I am in Missouri as part of a cross-country trip that began on Friday in Los Angeles and will end on Thursday in New York City.
The conference theme? The Past and Future of Preservation. As luck would have it, my talk was on Back to the Future Day! What better occasion to talk about the future of preservation!
Here’s the description of Back to the Future Day from the New York Times:
On Wednesday, Oct. 21, 2015, at 4:29 p.m., our today will finally catch up to the tomorrow depicted in “Back to the Future, Part II.” In that 1989 film, Marty McFly (Michael J. Fox) and Dr. Emmett Brown (Christopher Lloyd) appear with a flash in their DeLorean time machine from 30 years in the past. Suddenly, they find themselves in the same town, Hill Valley, but surrounded by impossible technology and outlandish social mores. It’s a place where cars can fly, hoverboards are the norm and, most incredibly, the Chicago Cubs have won the World Series.
Remarks from the President of the local university preceded mine, and Dr. Vargus told a bit about what had happened in history on October 21st.
Here’s how I began my remarks:
It is a pleasure to be with you today in Missouri to consider the past and future of preservation. In his remarks, Southeast Missouri State University’s President Dr. Carlos Vargus told us of what happened on this day in history. Those comments reminded me that today – October 21, 2015 – is “Back to the Future” Day. For those who may not remember, today is the day that Michael J. Fox traveled to in the movie Back to the Future Part II. I cannot think of a better day to think about the future of preservation!
While I didn’t go into this aspect, the New York Times story looks at what the film’s producers got right – and wrong – about the future. Among the trends that nailed: community revitalization and the rebirth of urbanism. Here’s the paper’s description of that portion of the movie:
For the town square, it was decided that the future Hill Valley would be more forward-thinking in its urban planning. Mr. Gale, Mr. Zemeckis and the production team all believed that community space would be emphasized and old architecture would be maintained, which mirrors the trends in urban design that gave birth to destinations like the High Line in New York. In 1985, the site in front of the Hill Valley clock tower is a parking lot; in 2015, it’s a luscious green park with a lake.
“That town square could exist now,” Mr. Carter said. “We’d build upon what was and either turn it, or embrace it.”
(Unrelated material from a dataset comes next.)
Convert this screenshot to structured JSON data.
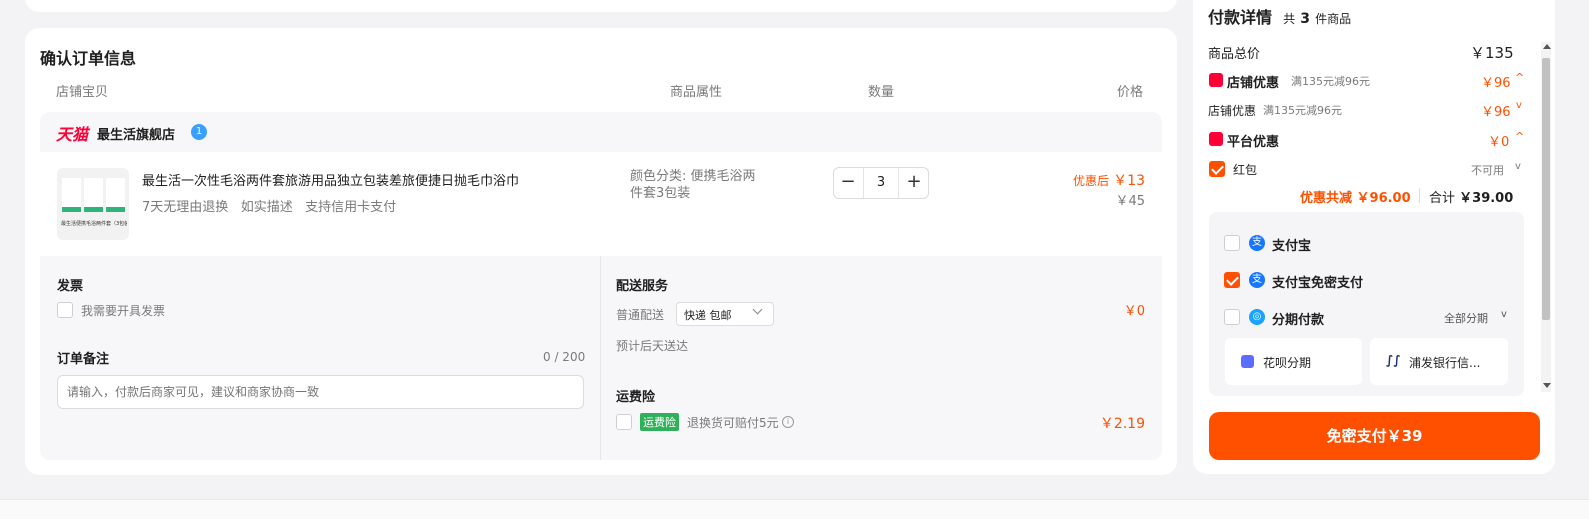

As it was, I spoke about a future for preservation as one where we embrace change and employ a variety of locally-grown tools that make our historic buildings, landscapes, and development patterns the norm rather than the exception. Those tools would be developed and employed by, for, and of the people. And we would have a political movement that embraces our movement’s grass-roots origins and speaks in a forward-looking language around the values of preservation.
On my drive back to the St. Louis airport, I took a 15-mile detour to visit the small town of Ste. Genevieve – another Missouri gem along the Mississippi. While there I explored a few shops, had lunch at the Audubon restaurant, and bought a 50 cent ice cream cone at Sally’s Soda Shop “End of the Season” sale.
Historic places matter to people today and to future generations because of the changes, stories, memories, and inspiration that are embedded in our landmarks, in our vernacular buildings, in our older neighborhoods, and in our historic landscapes in places like Cape Girardeau and Ste. Genevieve. If preservationists tell that story in language that speaks to the values people care about, and if we work side-by-side with the people living in our communities, we can have a future in preservation where we save and continue to use these places that tell the broad and rich story of America.
I end this talk about the future of preservation with the following paragraph:
Together, we have the opportunity to make our historic buildings, landscapes and neighborhoods relevant in shaping the future of our ever-changing communities. If preservationists embrace change in where and how we work, we may find ourselves in the same situation as those who follow the advice of that other great native of Missouri – Mark Twain – about always telling the truth: “It will amaze your friends and confound your enemies.”
Here’s to an amazing future.
More to come…